Thursday, February 11, 2010

Preaching on Mother's Day and Fathers' Day

A recent post over at John Alan Turner's place led me to start thinking about sermons.

Now, I realize that no one's personal experience counts as research. Impressions are not the same thing as statistics. But I couldn't resist the urge to identify what seem to be some trends in preaching when it comes to Mother's Day and Father's Day, especially in the group I know best, the Churches of Christ. Here's what I recall:

When I was a kid (the 1970s took me from age 7 to 17), I don't remember the preachers in my home congregation ever preaching a Mother's or Father's Day sermon. Seems like there were a few years on Mother's Day when the preacher felt compelled to acknowledge the corsages in the crowd, which led to a few remarks of appreciation. But it was never more than that.

I'm guessing that it was in the 1980s that this type of preaching became more common in the Churches of Christ, beginning with a sermon on Mothers' Day, if not one for Fathers' Day. Then, by the 1990s, both had become a bit of a fixture in this fellowship. If, like me, you're old enough to be a sort of walking history book, does my description match up with your own experience?

Here's something else I've noticed. In the Churches of Christ, the Mother's Day sermons I've heard (and, yes, preached) have typically gone something like this: You ladies are great! You certainly deserve a lot more credit than you get. We love you. Please, for our sakes, keep up the good work.

And then there's the Fathers' Day sermon, which has typically gone something like this: Some of us, maybe most of us, had fathers who were deeply flawed. Truth be told, most of you dads out there are a bunch of Homers too. If you only realized your great potential, you'd work a lot harder at being a good father (husband too). So get with it! Oh well, at least God is our father.

Again, does this sound familiar to you? Either way, I'm interested in hearing the experiences of others. A few questions:

What sorts of cultural norms and stereotypes influence this sort of preaching?

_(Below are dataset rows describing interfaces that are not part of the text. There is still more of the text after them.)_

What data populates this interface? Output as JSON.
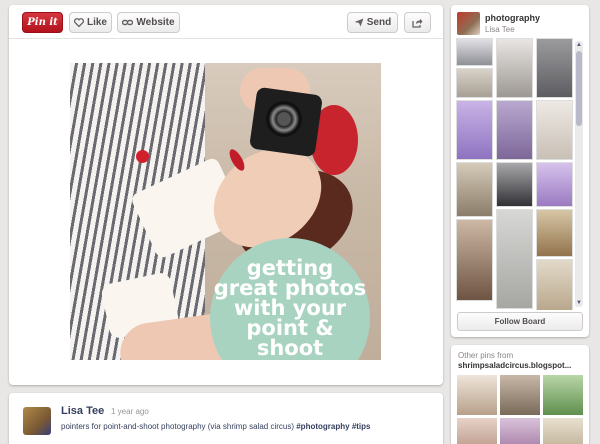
{
  "toolbar": {
    "pin_it_label": "Pin it",
    "like_label": "Like",
    "website_label": "Website",
    "send_label": "Send"
  },
  "pin_image": {
    "overlay_text": "getting\ngreat photos\nwith your\npoint & shoot",
    "accent_color": "#a8d3c1"
  },
  "comment": {
    "author": "Lisa Tee",
    "time": "1 year ago",
    "text_plain": "pointers for point-and-shoot photography (via shrimp salad circus) ",
    "tag1": "#photography",
    "tag2": "#tips"
  },
  "board": {
    "title": "photography",
    "owner": "Lisa Tee",
    "follow_label": "Follow Board"
  },
  "other_pins": {
    "label": "Other pins from",
    "source": "shrimpsaladcircus.blogspot..."
  },
  "colors": {
    "pin_red": "#c8161f",
    "link_blue": "#36405e",
    "background": "#e9e6e6"
  }
}
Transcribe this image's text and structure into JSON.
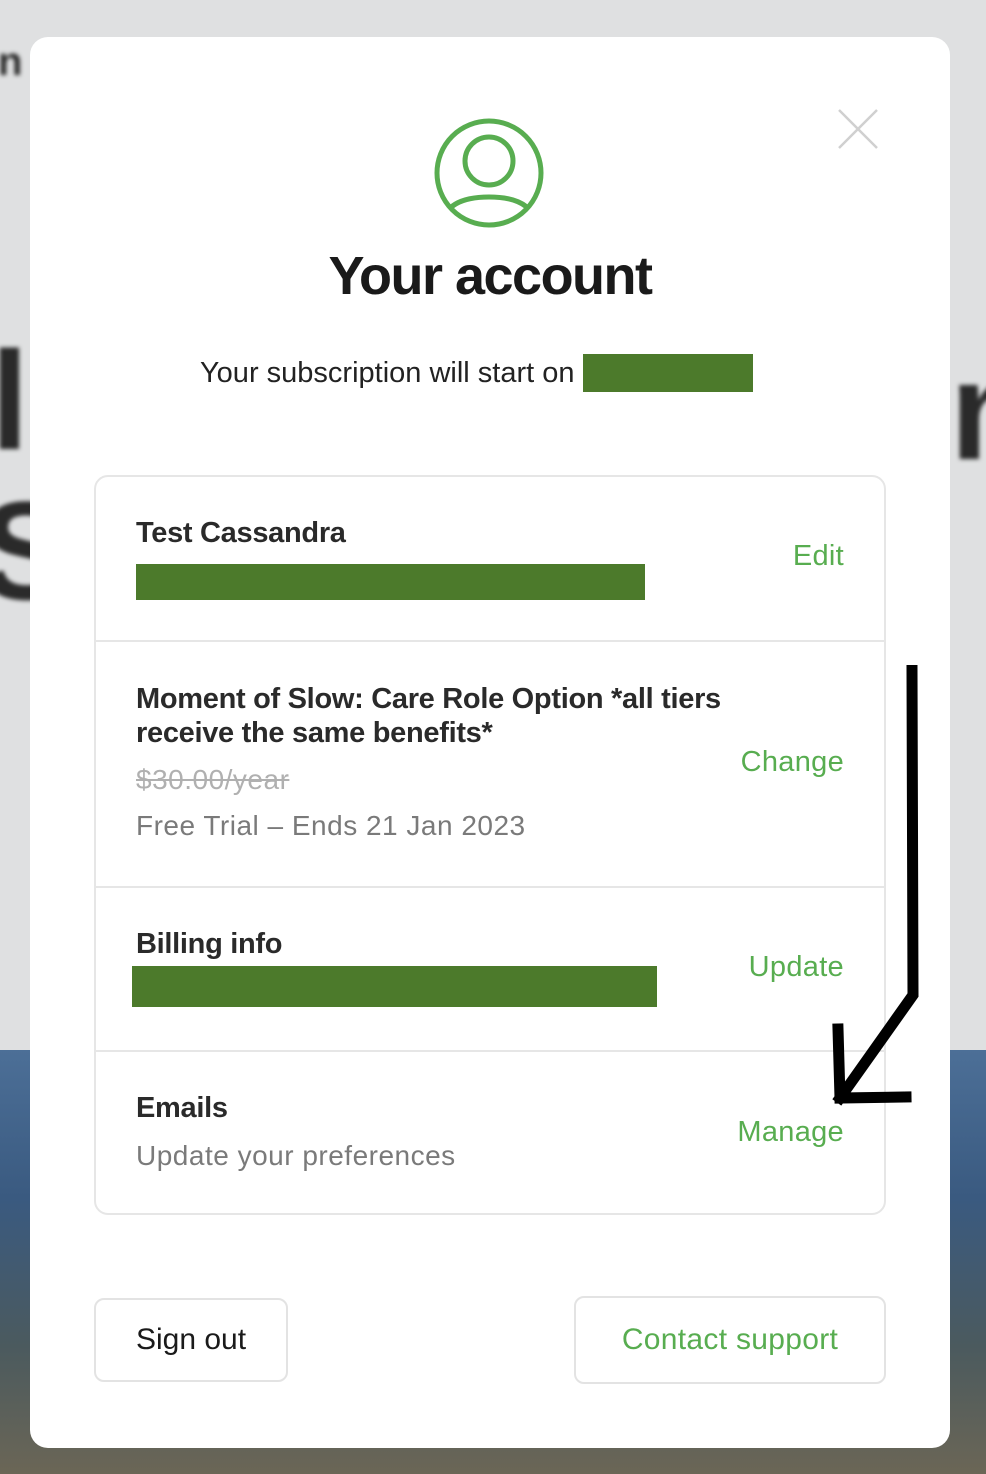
{
  "modal": {
    "title": "Your account",
    "subtitle": "Your subscription will start on"
  },
  "profile": {
    "name": "Test Cassandra",
    "action": "Edit"
  },
  "plan": {
    "name": "Moment of Slow: Care Role Option *all tiers receive the same benefits*",
    "price": "$30.00/year",
    "status": "Free Trial – Ends 21 Jan 2023",
    "action": "Change"
  },
  "billing": {
    "heading": "Billing info",
    "action": "Update"
  },
  "emails": {
    "heading": "Emails",
    "description": "Update your preferences",
    "action": "Manage"
  },
  "footer": {
    "sign_out": "Sign out",
    "contact_support": "Contact support"
  },
  "colors": {
    "accent": "#58ad50",
    "redaction": "#4c7a2b",
    "annotation": "#000000"
  },
  "icons": {
    "avatar": "user-circle-icon",
    "close": "close-icon",
    "annotation": "down-arrow-annotation"
  }
}
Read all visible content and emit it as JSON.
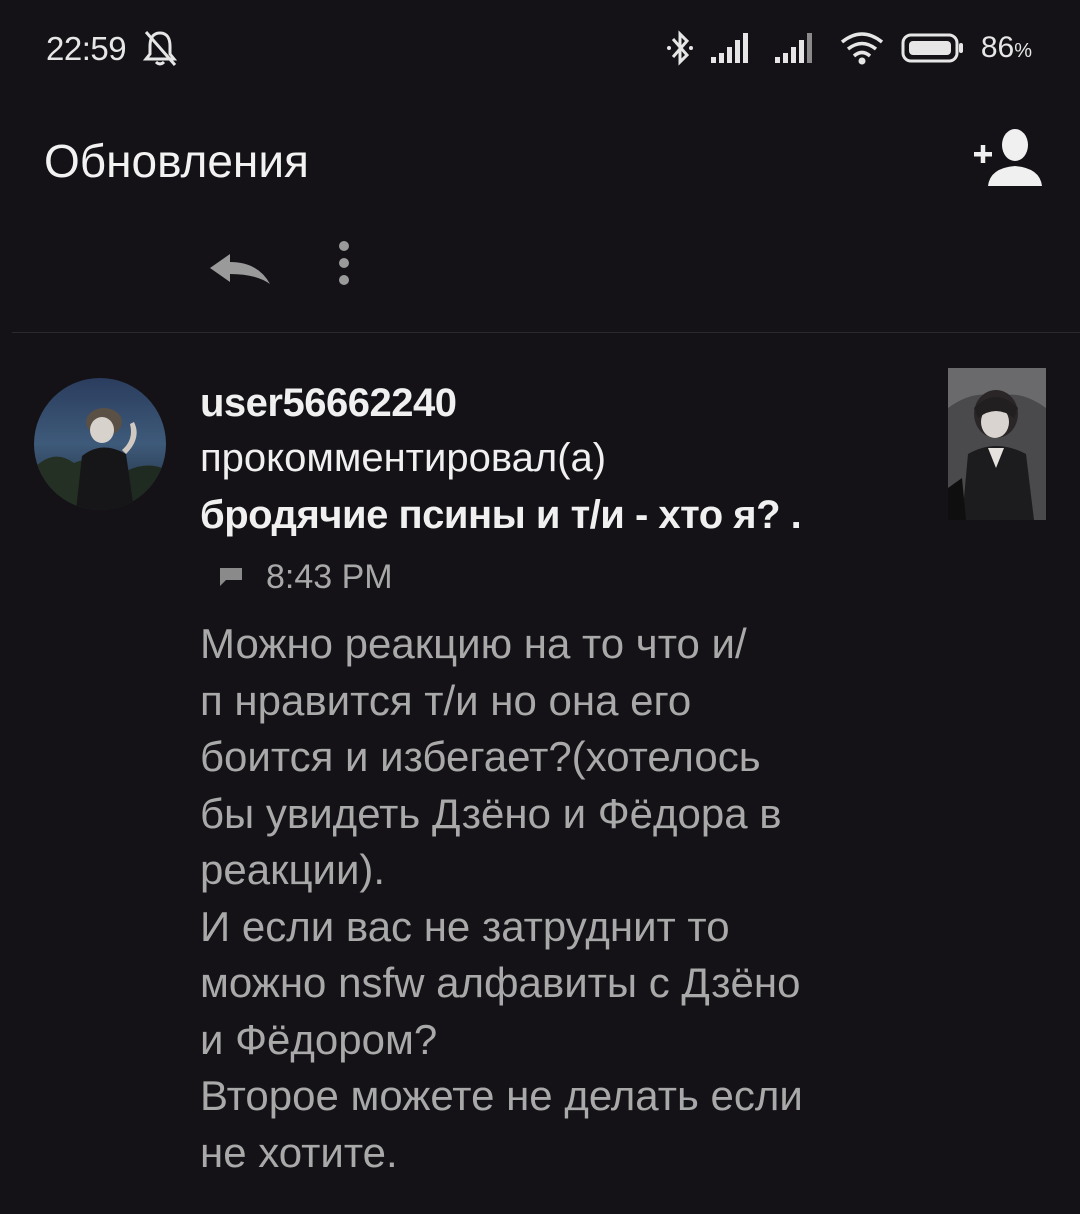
{
  "status_bar": {
    "time": "22:59",
    "battery_percent": "86",
    "battery_unit": "%",
    "icons": [
      "mute-icon",
      "bluetooth-icon",
      "signal-icon",
      "signal-icon",
      "wifi-icon",
      "battery-icon"
    ]
  },
  "app_bar": {
    "title": "Обновления",
    "action_icon": "add-user-icon"
  },
  "previous_item": {
    "actions": [
      "reply-icon",
      "more-icon"
    ]
  },
  "notification": {
    "username": "user56662240",
    "action": "прокомментировал(а)",
    "story_title": "бродячие псины и т/и - хто я? .",
    "time": "8:43 PM",
    "comment": "Можно реакцию на то что и/\nп нравится т/и но она его\nбоится и избегает?(хотелось\nбы увидеть Дзёно и Фёдора в\nреакции).\nИ если вас не затруднит то\nможно nsfw алфавиты с Дзёно\nи Фёдором?\nВторое можете не делать если\nне хотите."
  },
  "colors": {
    "background": "#141216",
    "primary_text": "#f0f0f0",
    "secondary_text": "#a9a9a9",
    "divider": "#2c2a2f"
  }
}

With May and June coming up quickly, what do you think preachers need to hear from the rest of us regarding how to handle these preaching occasions?

You preachers out there: Do you like or loath preaching on these two Sundays? And what are you planning to do this year?


Steve Duer said...

Frank another trend that picked up in the 90's is the realization that both MD & FD are painful for some. Some because of their own growing up experience, some because of their parenting experiences and some because of fertility issues.

These are emotionally charged days. Folks have come to expect a feel good message but with the vast experience of the people in a church, you are bound to leave some hurting.

Here is a thought - instead of focusing on Mom's & Dad's on those days what about focusing on the 143 million orphans in the world or the 130,000 kids in the U.S. foster care system free for adoption who don't have either. And God's expectation towards his people to care for them.

It might help us to get out of our own self centered view of the day.

john alan turner said...

Many churches I know take that six week period to do a series on the family. You're right, though. Far too often, it's to build up moms and tear down dads (even if the tearing down is mostly just humorous).

Personally, I loathe the idea that I'm expected to preach on mothers and fathers those two days of the year.


What I've seen is that preachers praise the mothers and beat up on the fathers.

I haven't read John Alan's post, but I'm headed that way now.


c hand said...

What are little boys made of?
Frogs and snails
And puppy-dogs' tails,

What are little girls made of?
Sugar and spice
And everything that's nice,

Single mothers on welfare are waging a heroic struggle?
Single men who hooked up with them, are much less heroic.

brntwdprchr said...

I try to only preach well developed, not overly used themes no matter what day I am preaching. As your post notes, it's easy to use trite, shallow thinking when dedicating yourself to the theme of a special day.

Wade Tannehill said...

I'm commenting a little late here, but here goes. I didn't grow up in the churches of Christ and most of my years in it, I have been the preacher. I don't feel obligated to do a mother or father's day sermon. But when I do, it's usually just an expository passage highlighting a notable mother or father in Scripture: Hannah, Lois and Eunice, Mary, Moses' mother, Abraham, Jacob, Caleb--something of that nature.

Frank Bellizzi said...

I appreciate all of the feedback on this one. Thank you, all.

Shauna said...

I was pleasantly surprised that you summerization was very on the point. I am a pastor and don't relish the thought of having to preach on either subject. I was very pleased with the answer about changing the focus from the fathers to the fatherless. I think what I plan to do is prepare the message I am led to, and perhaps on the back page of our church bulletin, writing a short devotional on the subject. Whie I think that everyone needs their kudos once in a while, I think we need exercise caution when looking at adding another "tradition." We need to realize that the power to make a difference, the power to change lies in our hands. If things continue to follow the modern current, what do we do about those that walk into the house of the Lord that are hungry, or those that are anxiously awaiting their salvation? Are we to postpone their spiritual well being to give way to tradition? What is our job anyway?

Anonymous said...

Went to church on Mother's day - Mothers were praised. Went to church on Father's day - fathers were beat up on. Same thing last years, the year before, before that........... Then they want to know why men don't come to church.